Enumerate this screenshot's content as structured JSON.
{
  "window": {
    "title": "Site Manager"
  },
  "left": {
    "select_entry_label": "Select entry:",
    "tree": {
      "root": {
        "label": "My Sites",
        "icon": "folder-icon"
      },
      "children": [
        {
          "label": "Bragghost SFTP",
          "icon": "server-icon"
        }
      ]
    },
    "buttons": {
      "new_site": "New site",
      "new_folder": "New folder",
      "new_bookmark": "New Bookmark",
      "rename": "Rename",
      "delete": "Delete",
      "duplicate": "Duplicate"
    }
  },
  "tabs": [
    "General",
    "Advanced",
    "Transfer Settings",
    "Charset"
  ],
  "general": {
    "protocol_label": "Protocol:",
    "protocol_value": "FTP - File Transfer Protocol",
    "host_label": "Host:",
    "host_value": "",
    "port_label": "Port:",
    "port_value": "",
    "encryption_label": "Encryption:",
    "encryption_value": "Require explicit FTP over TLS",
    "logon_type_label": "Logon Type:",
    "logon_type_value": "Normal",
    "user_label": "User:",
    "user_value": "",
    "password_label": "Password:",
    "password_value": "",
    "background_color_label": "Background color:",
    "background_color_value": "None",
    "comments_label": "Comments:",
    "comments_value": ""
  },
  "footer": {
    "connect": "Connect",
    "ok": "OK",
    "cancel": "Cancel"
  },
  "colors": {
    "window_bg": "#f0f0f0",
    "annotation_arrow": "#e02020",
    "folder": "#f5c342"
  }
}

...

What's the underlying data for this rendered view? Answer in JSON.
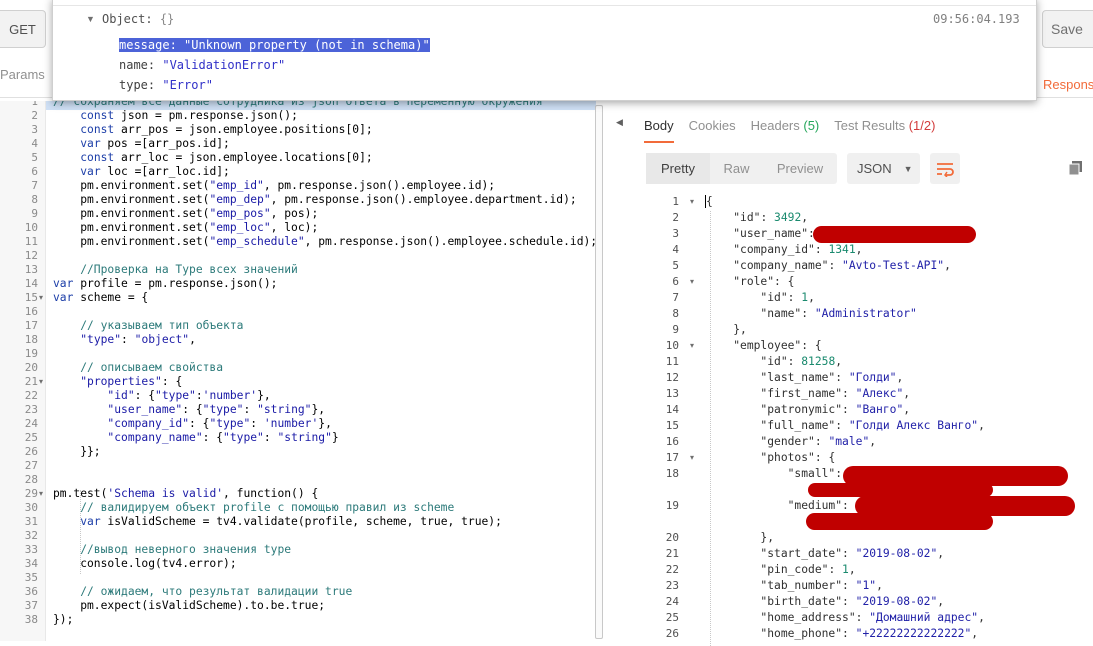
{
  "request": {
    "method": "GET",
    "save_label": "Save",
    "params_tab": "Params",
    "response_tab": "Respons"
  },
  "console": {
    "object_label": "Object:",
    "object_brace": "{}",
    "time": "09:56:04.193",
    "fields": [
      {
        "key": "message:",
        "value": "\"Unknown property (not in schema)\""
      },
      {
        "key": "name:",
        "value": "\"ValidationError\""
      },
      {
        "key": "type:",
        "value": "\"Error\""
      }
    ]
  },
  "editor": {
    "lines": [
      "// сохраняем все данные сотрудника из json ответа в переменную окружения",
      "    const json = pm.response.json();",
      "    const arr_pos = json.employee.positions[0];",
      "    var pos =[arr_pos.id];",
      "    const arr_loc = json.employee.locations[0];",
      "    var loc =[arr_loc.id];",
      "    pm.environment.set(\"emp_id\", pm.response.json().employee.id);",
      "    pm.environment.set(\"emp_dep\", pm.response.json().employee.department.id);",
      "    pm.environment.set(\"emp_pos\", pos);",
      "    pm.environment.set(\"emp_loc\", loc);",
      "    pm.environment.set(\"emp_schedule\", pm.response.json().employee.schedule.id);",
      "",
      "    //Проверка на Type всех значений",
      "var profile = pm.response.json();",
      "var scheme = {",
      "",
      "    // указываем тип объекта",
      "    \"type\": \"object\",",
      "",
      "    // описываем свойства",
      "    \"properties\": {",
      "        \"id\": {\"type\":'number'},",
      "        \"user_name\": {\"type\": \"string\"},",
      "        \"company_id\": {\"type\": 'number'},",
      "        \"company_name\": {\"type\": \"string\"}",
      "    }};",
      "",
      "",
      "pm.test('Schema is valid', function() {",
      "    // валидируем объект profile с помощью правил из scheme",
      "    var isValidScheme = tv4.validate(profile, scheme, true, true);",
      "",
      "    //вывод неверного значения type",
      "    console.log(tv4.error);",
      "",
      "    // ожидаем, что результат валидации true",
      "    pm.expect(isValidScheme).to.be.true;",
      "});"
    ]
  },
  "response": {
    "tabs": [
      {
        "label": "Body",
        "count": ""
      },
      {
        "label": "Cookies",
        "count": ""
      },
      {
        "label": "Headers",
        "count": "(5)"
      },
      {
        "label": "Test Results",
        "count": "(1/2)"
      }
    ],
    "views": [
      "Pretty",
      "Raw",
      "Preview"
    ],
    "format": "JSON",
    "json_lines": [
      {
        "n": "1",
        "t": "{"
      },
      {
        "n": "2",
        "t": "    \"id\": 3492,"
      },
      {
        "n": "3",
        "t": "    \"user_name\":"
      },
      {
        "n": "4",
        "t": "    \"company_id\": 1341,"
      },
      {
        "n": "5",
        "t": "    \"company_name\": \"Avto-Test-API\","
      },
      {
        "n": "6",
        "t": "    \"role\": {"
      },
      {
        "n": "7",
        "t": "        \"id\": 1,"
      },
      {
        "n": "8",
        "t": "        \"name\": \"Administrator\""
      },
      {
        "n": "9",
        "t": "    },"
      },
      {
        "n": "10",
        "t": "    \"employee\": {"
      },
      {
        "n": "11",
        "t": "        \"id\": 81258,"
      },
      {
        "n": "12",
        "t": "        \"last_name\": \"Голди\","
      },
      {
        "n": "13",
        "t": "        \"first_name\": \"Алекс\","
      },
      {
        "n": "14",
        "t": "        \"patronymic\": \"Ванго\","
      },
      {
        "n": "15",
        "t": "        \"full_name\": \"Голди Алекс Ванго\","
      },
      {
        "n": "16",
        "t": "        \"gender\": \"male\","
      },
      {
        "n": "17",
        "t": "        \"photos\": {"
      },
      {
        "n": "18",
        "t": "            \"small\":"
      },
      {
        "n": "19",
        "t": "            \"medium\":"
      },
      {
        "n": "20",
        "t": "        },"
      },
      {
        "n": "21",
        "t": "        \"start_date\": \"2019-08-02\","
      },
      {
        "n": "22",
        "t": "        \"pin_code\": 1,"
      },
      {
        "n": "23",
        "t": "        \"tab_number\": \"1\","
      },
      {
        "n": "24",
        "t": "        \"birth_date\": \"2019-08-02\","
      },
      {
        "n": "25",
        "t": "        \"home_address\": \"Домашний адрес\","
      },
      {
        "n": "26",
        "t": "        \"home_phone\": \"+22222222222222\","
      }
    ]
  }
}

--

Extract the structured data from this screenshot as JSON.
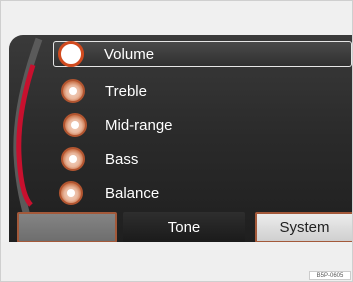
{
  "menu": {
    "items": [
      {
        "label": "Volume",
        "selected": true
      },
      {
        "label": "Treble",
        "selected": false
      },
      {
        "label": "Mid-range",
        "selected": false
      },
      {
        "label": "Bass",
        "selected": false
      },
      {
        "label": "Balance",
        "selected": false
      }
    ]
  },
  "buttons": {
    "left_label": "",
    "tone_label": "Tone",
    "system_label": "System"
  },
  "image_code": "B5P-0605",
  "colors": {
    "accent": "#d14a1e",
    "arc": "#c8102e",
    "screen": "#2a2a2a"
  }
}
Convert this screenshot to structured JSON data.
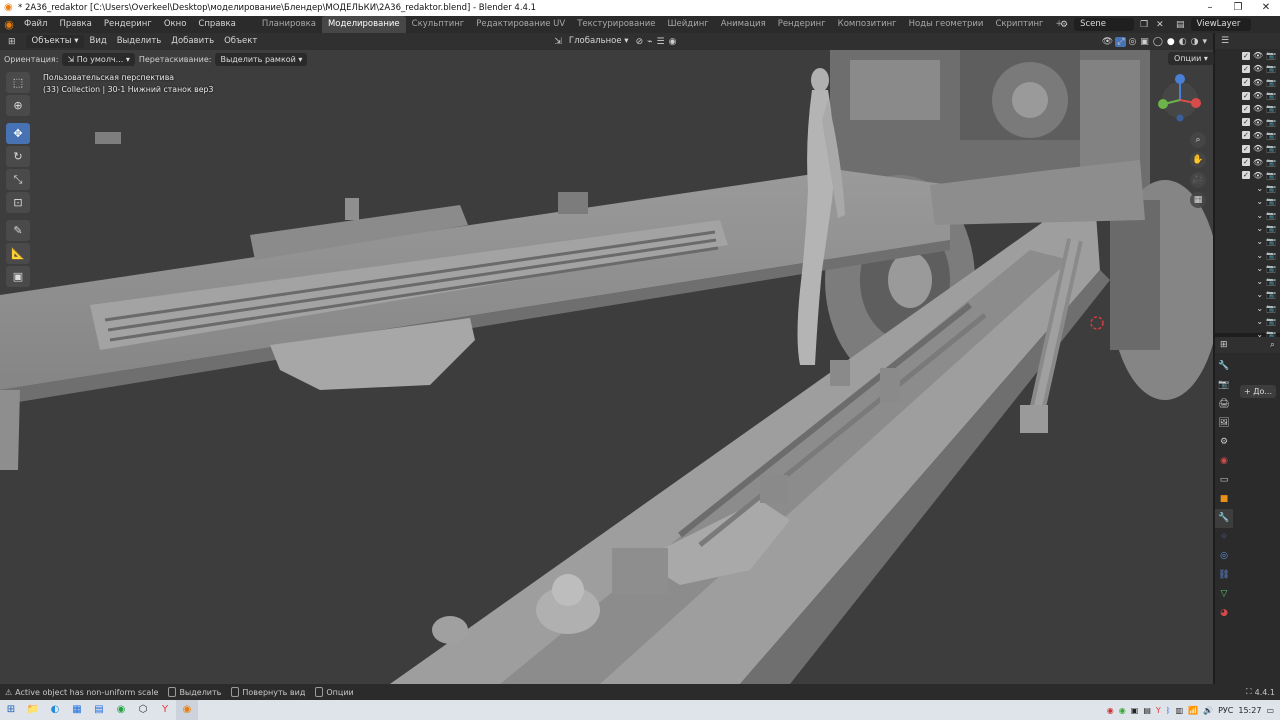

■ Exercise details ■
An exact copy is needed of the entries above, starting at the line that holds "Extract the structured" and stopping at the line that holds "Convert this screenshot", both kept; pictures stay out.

■ Written solution ■
Extract the structured data from this screenshot as JSON.
{
  "menu": {
    "items": [
      {
        "label": "Volume",
        "selected": true
      },
      {
        "label": "Treble",
        "selected": false
      },
      {
        "label": "Mid-range",
        "selected": false
      },
      {
        "label": "Bass",
        "selected": false
      },
      {
        "label": "Balance",
        "selected": false
      }
    ]
  },
  "buttons": {
    "left_label": "",
    "tone_label": "Tone",
    "system_label": "System"
  },
  "image_code": "B5P-0605",
  "colors": {
    "accent": "#d14a1e",
    "arc": "#c8102e",
    "screen": "#2a2a2a"
  }
}
Convert this screenshot to structured JSON data.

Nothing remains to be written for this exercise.